DATA TO EXAMINE
+ + + +

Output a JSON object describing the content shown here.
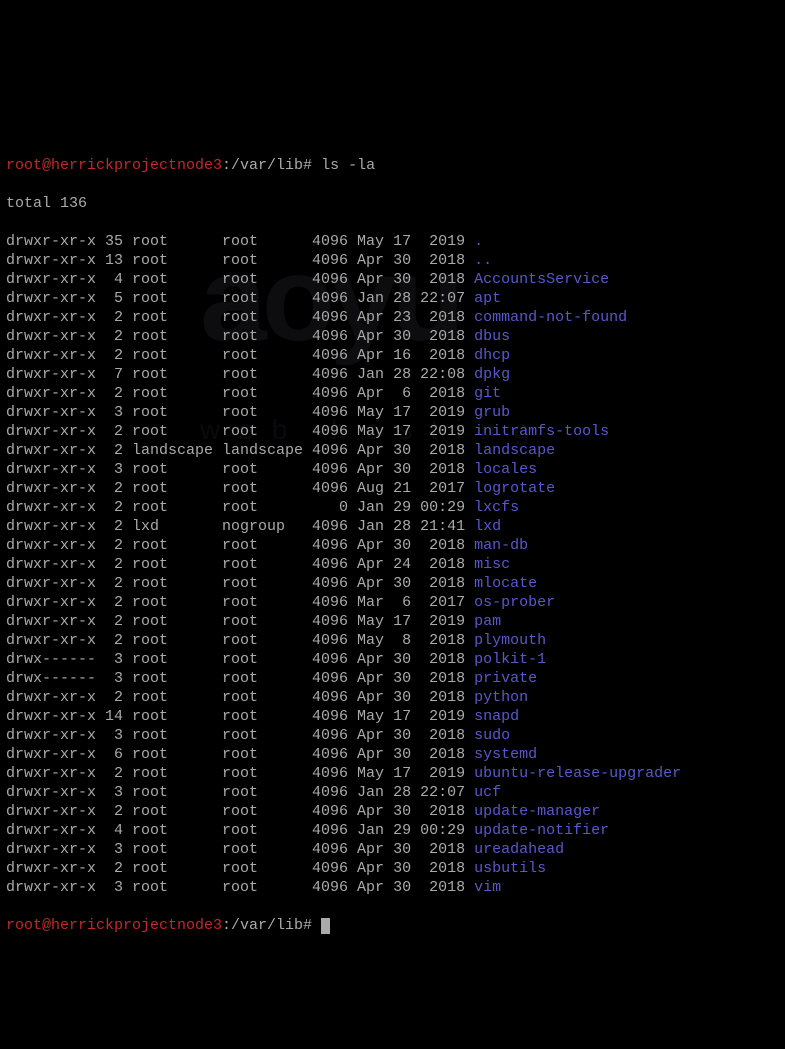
{
  "prompt_user": "root@herrickprojectnode3",
  "prompt_path": ":/var/lib#",
  "command": " ls -la",
  "total_line": "total 136",
  "rows": [
    {
      "perms": "drwxr-xr-x",
      "links": "35",
      "owner": "root",
      "group": "root",
      "size": "4096",
      "date": "May 17  2019",
      "name": ".",
      "color": "blue"
    },
    {
      "perms": "drwxr-xr-x",
      "links": "13",
      "owner": "root",
      "group": "root",
      "size": "4096",
      "date": "Apr 30  2018",
      "name": "..",
      "color": "blue"
    },
    {
      "perms": "drwxr-xr-x",
      "links": " 4",
      "owner": "root",
      "group": "root",
      "size": "4096",
      "date": "Apr 30  2018",
      "name": "AccountsService",
      "color": "blue"
    },
    {
      "perms": "drwxr-xr-x",
      "links": " 5",
      "owner": "root",
      "group": "root",
      "size": "4096",
      "date": "Jan 28 22:07",
      "name": "apt",
      "color": "blue"
    },
    {
      "perms": "drwxr-xr-x",
      "links": " 2",
      "owner": "root",
      "group": "root",
      "size": "4096",
      "date": "Apr 23  2018",
      "name": "command-not-found",
      "color": "blue"
    },
    {
      "perms": "drwxr-xr-x",
      "links": " 2",
      "owner": "root",
      "group": "root",
      "size": "4096",
      "date": "Apr 30  2018",
      "name": "dbus",
      "color": "blue"
    },
    {
      "perms": "drwxr-xr-x",
      "links": " 2",
      "owner": "root",
      "group": "root",
      "size": "4096",
      "date": "Apr 16  2018",
      "name": "dhcp",
      "color": "blue"
    },
    {
      "perms": "drwxr-xr-x",
      "links": " 7",
      "owner": "root",
      "group": "root",
      "size": "4096",
      "date": "Jan 28 22:08",
      "name": "dpkg",
      "color": "blue"
    },
    {
      "perms": "drwxr-xr-x",
      "links": " 2",
      "owner": "root",
      "group": "root",
      "size": "4096",
      "date": "Apr  6  2018",
      "name": "git",
      "color": "blue"
    },
    {
      "perms": "drwxr-xr-x",
      "links": " 3",
      "owner": "root",
      "group": "root",
      "size": "4096",
      "date": "May 17  2019",
      "name": "grub",
      "color": "blue"
    },
    {
      "perms": "drwxr-xr-x",
      "links": " 2",
      "owner": "root",
      "group": "root",
      "size": "4096",
      "date": "May 17  2019",
      "name": "initramfs-tools",
      "color": "blue"
    },
    {
      "perms": "drwxr-xr-x",
      "links": " 2",
      "owner": "landscape",
      "group": "landscape",
      "size": "4096",
      "date": "Apr 30  2018",
      "name": "landscape",
      "color": "blue"
    },
    {
      "perms": "drwxr-xr-x",
      "links": " 3",
      "owner": "root",
      "group": "root",
      "size": "4096",
      "date": "Apr 30  2018",
      "name": "locales",
      "color": "blue"
    },
    {
      "perms": "drwxr-xr-x",
      "links": " 2",
      "owner": "root",
      "group": "root",
      "size": "4096",
      "date": "Aug 21  2017",
      "name": "logrotate",
      "color": "blue"
    },
    {
      "perms": "drwxr-xr-x",
      "links": " 2",
      "owner": "root",
      "group": "root",
      "size": "   0",
      "date": "Jan 29 00:29",
      "name": "lxcfs",
      "color": "blue"
    },
    {
      "perms": "drwxr-xr-x",
      "links": " 2",
      "owner": "lxd",
      "group": "nogroup",
      "size": "4096",
      "date": "Jan 28 21:41",
      "name": "lxd",
      "color": "blue"
    },
    {
      "perms": "drwxr-xr-x",
      "links": " 2",
      "owner": "root",
      "group": "root",
      "size": "4096",
      "date": "Apr 30  2018",
      "name": "man-db",
      "color": "blue"
    },
    {
      "perms": "drwxr-xr-x",
      "links": " 2",
      "owner": "root",
      "group": "root",
      "size": "4096",
      "date": "Apr 24  2018",
      "name": "misc",
      "color": "blue"
    },
    {
      "perms": "drwxr-xr-x",
      "links": " 2",
      "owner": "root",
      "group": "root",
      "size": "4096",
      "date": "Apr 30  2018",
      "name": "mlocate",
      "color": "blue"
    },
    {
      "perms": "drwxr-xr-x",
      "links": " 2",
      "owner": "root",
      "group": "root",
      "size": "4096",
      "date": "Mar  6  2017",
      "name": "os-prober",
      "color": "blue"
    },
    {
      "perms": "drwxr-xr-x",
      "links": " 2",
      "owner": "root",
      "group": "root",
      "size": "4096",
      "date": "May 17  2019",
      "name": "pam",
      "color": "blue"
    },
    {
      "perms": "drwxr-xr-x",
      "links": " 2",
      "owner": "root",
      "group": "root",
      "size": "4096",
      "date": "May  8  2018",
      "name": "plymouth",
      "color": "blue"
    },
    {
      "perms": "drwx------",
      "links": " 3",
      "owner": "root",
      "group": "root",
      "size": "4096",
      "date": "Apr 30  2018",
      "name": "polkit-1",
      "color": "blue"
    },
    {
      "perms": "drwx------",
      "links": " 3",
      "owner": "root",
      "group": "root",
      "size": "4096",
      "date": "Apr 30  2018",
      "name": "private",
      "color": "blue"
    },
    {
      "perms": "drwxr-xr-x",
      "links": " 2",
      "owner": "root",
      "group": "root",
      "size": "4096",
      "date": "Apr 30  2018",
      "name": "python",
      "color": "blue"
    },
    {
      "perms": "drwxr-xr-x",
      "links": "14",
      "owner": "root",
      "group": "root",
      "size": "4096",
      "date": "May 17  2019",
      "name": "snapd",
      "color": "blue"
    },
    {
      "perms": "drwxr-xr-x",
      "links": " 3",
      "owner": "root",
      "group": "root",
      "size": "4096",
      "date": "Apr 30  2018",
      "name": "sudo",
      "color": "blue"
    },
    {
      "perms": "drwxr-xr-x",
      "links": " 6",
      "owner": "root",
      "group": "root",
      "size": "4096",
      "date": "Apr 30  2018",
      "name": "systemd",
      "color": "blue"
    },
    {
      "perms": "drwxr-xr-x",
      "links": " 2",
      "owner": "root",
      "group": "root",
      "size": "4096",
      "date": "May 17  2019",
      "name": "ubuntu-release-upgrader",
      "color": "blue"
    },
    {
      "perms": "drwxr-xr-x",
      "links": " 3",
      "owner": "root",
      "group": "root",
      "size": "4096",
      "date": "Jan 28 22:07",
      "name": "ucf",
      "color": "blue"
    },
    {
      "perms": "drwxr-xr-x",
      "links": " 2",
      "owner": "root",
      "group": "root",
      "size": "4096",
      "date": "Apr 30  2018",
      "name": "update-manager",
      "color": "blue"
    },
    {
      "perms": "drwxr-xr-x",
      "links": " 4",
      "owner": "root",
      "group": "root",
      "size": "4096",
      "date": "Jan 29 00:29",
      "name": "update-notifier",
      "color": "blue"
    },
    {
      "perms": "drwxr-xr-x",
      "links": " 3",
      "owner": "root",
      "group": "root",
      "size": "4096",
      "date": "Apr 30  2018",
      "name": "ureadahead",
      "color": "blue"
    },
    {
      "perms": "drwxr-xr-x",
      "links": " 2",
      "owner": "root",
      "group": "root",
      "size": "4096",
      "date": "Apr 30  2018",
      "name": "usbutils",
      "color": "blue"
    },
    {
      "perms": "drwxr-xr-x",
      "links": " 3",
      "owner": "root",
      "group": "root",
      "size": "4096",
      "date": "Apr 30  2018",
      "name": "vim",
      "color": "blue"
    }
  ],
  "watermark_main": "aoyu",
  "watermark_sub": "web hosting"
}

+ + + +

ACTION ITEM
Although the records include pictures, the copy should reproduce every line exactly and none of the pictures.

ANSWER AREA
Output a JSON object describing the content shown here.
{
  "prompt_user": "root@herrickprojectnode3",
  "prompt_path": ":/var/lib#",
  "command": " ls -la",
  "total_line": "total 136",
  "rows": [
    {
      "perms": "drwxr-xr-x",
      "links": "35",
      "owner": "root",
      "group": "root",
      "size": "4096",
      "date": "May 17  2019",
      "name": ".",
      "color": "blue"
    },
    {
      "perms": "drwxr-xr-x",
      "links": "13",
      "owner": "root",
      "group": "root",
      "size": "4096",
      "date": "Apr 30  2018",
      "name": "..",
      "color": "blue"
    },
    {
      "perms": "drwxr-xr-x",
      "links": " 4",
      "owner": "root",
      "group": "root",
      "size": "4096",
      "date": "Apr 30  2018",
      "name": "AccountsService",
      "color": "blue"
    },
    {
      "perms": "drwxr-xr-x",
      "links": " 5",
      "owner": "root",
      "group": "root",
      "size": "4096",
      "date": "Jan 28 22:07",
      "name": "apt",
      "color": "blue"
    },
    {
      "perms": "drwxr-xr-x",
      "links": " 2",
      "owner": "root",
      "group": "root",
      "size": "4096",
      "date": "Apr 23  2018",
      "name": "command-not-found",
      "color": "blue"
    },
    {
      "perms": "drwxr-xr-x",
      "links": " 2",
      "owner": "root",
      "group": "root",
      "size": "4096",
      "date": "Apr 30  2018",
      "name": "dbus",
      "color": "blue"
    },
    {
      "perms": "drwxr-xr-x",
      "links": " 2",
      "owner": "root",
      "group": "root",
      "size": "4096",
      "date": "Apr 16  2018",
      "name": "dhcp",
      "color": "blue"
    },
    {
      "perms": "drwxr-xr-x",
      "links": " 7",
      "owner": "root",
      "group": "root",
      "size": "4096",
      "date": "Jan 28 22:08",
      "name": "dpkg",
      "color": "blue"
    },
    {
      "perms": "drwxr-xr-x",
      "links": " 2",
      "owner": "root",
      "group": "root",
      "size": "4096",
      "date": "Apr  6  2018",
      "name": "git",
      "color": "blue"
    },
    {
      "perms": "drwxr-xr-x",
      "links": " 3",
      "owner": "root",
      "group": "root",
      "size": "4096",
      "date": "May 17  2019",
      "name": "grub",
      "color": "blue"
    },
    {
      "perms": "drwxr-xr-x",
      "links": " 2",
      "owner": "root",
      "group": "root",
      "size": "4096",
      "date": "May 17  2019",
      "name": "initramfs-tools",
      "color": "blue"
    },
    {
      "perms": "drwxr-xr-x",
      "links": " 2",
      "owner": "landscape",
      "group": "landscape",
      "size": "4096",
      "date": "Apr 30  2018",
      "name": "landscape",
      "color": "blue"
    },
    {
      "perms": "drwxr-xr-x",
      "links": " 3",
      "owner": "root",
      "group": "root",
      "size": "4096",
      "date": "Apr 30  2018",
      "name": "locales",
      "color": "blue"
    },
    {
      "perms": "drwxr-xr-x",
      "links": " 2",
      "owner": "root",
      "group": "root",
      "size": "4096",
      "date": "Aug 21  2017",
      "name": "logrotate",
      "color": "blue"
    },
    {
      "perms": "drwxr-xr-x",
      "links": " 2",
      "owner": "root",
      "group": "root",
      "size": "   0",
      "date": "Jan 29 00:29",
      "name": "lxcfs",
      "color": "blue"
    },
    {
      "perms": "drwxr-xr-x",
      "links": " 2",
      "owner": "lxd",
      "group": "nogroup",
      "size": "4096",
      "date": "Jan 28 21:41",
      "name": "lxd",
      "color": "blue"
    },
    {
      "perms": "drwxr-xr-x",
      "links": " 2",
      "owner": "root",
      "group": "root",
      "size": "4096",
      "date": "Apr 30  2018",
      "name": "man-db",
      "color": "blue"
    },
    {
      "perms": "drwxr-xr-x",
      "links": " 2",
      "owner": "root",
      "group": "root",
      "size": "4096",
      "date": "Apr 24  2018",
      "name": "misc",
      "color": "blue"
    },
    {
      "perms": "drwxr-xr-x",
      "links": " 2",
      "owner": "root",
      "group": "root",
      "size": "4096",
      "date": "Apr 30  2018",
      "name": "mlocate",
      "color": "blue"
    },
    {
      "perms": "drwxr-xr-x",
      "links": " 2",
      "owner": "root",
      "group": "root",
      "size": "4096",
      "date": "Mar  6  2017",
      "name": "os-prober",
      "color": "blue"
    },
    {
      "perms": "drwxr-xr-x",
      "links": " 2",
      "owner": "root",
      "group": "root",
      "size": "4096",
      "date": "May 17  2019",
      "name": "pam",
      "color": "blue"
    },
    {
      "perms": "drwxr-xr-x",
      "links": " 2",
      "owner": "root",
      "group": "root",
      "size": "4096",
      "date": "May  8  2018",
      "name": "plymouth",
      "color": "blue"
    },
    {
      "perms": "drwx------",
      "links": " 3",
      "owner": "root",
      "group": "root",
      "size": "4096",
      "date": "Apr 30  2018",
      "name": "polkit-1",
      "color": "blue"
    },
    {
      "perms": "drwx------",
      "links": " 3",
      "owner": "root",
      "group": "root",
      "size": "4096",
      "date": "Apr 30  2018",
      "name": "private",
      "color": "blue"
    },
    {
      "perms": "drwxr-xr-x",
      "links": " 2",
      "owner": "root",
      "group": "root",
      "size": "4096",
      "date": "Apr 30  2018",
      "name": "python",
      "color": "blue"
    },
    {
      "perms": "drwxr-xr-x",
      "links": "14",
      "owner": "root",
      "group": "root",
      "size": "4096",
      "date": "May 17  2019",
      "name": "snapd",
      "color": "blue"
    },
    {
      "perms": "drwxr-xr-x",
      "links": " 3",
      "owner": "root",
      "group": "root",
      "size": "4096",
      "date": "Apr 30  2018",
      "name": "sudo",
      "color": "blue"
    },
    {
      "perms": "drwxr-xr-x",
      "links": " 6",
      "owner": "root",
      "group": "root",
      "size": "4096",
      "date": "Apr 30  2018",
      "name": "systemd",
      "color": "blue"
    },
    {
      "perms": "drwxr-xr-x",
      "links": " 2",
      "owner": "root",
      "group": "root",
      "size": "4096",
      "date": "May 17  2019",
      "name": "ubuntu-release-upgrader",
      "color": "blue"
    },
    {
      "perms": "drwxr-xr-x",
      "links": " 3",
      "owner": "root",
      "group": "root",
      "size": "4096",
      "date": "Jan 28 22:07",
      "name": "ucf",
      "color": "blue"
    },
    {
      "perms": "drwxr-xr-x",
      "links": " 2",
      "owner": "root",
      "group": "root",
      "size": "4096",
      "date": "Apr 30  2018",
      "name": "update-manager",
      "color": "blue"
    },
    {
      "perms": "drwxr-xr-x",
      "links": " 4",
      "owner": "root",
      "group": "root",
      "size": "4096",
      "date": "Jan 29 00:29",
      "name": "update-notifier",
      "color": "blue"
    },
    {
      "perms": "drwxr-xr-x",
      "links": " 3",
      "owner": "root",
      "group": "root",
      "size": "4096",
      "date": "Apr 30  2018",
      "name": "ureadahead",
      "color": "blue"
    },
    {
      "perms": "drwxr-xr-x",
      "links": " 2",
      "owner": "root",
      "group": "root",
      "size": "4096",
      "date": "Apr 30  2018",
      "name": "usbutils",
      "color": "blue"
    },
    {
      "perms": "drwxr-xr-x",
      "links": " 3",
      "owner": "root",
      "group": "root",
      "size": "4096",
      "date": "Apr 30  2018",
      "name": "vim",
      "color": "blue"
    }
  ],
  "watermark_main": "aoyu",
  "watermark_sub": "web hosting"
}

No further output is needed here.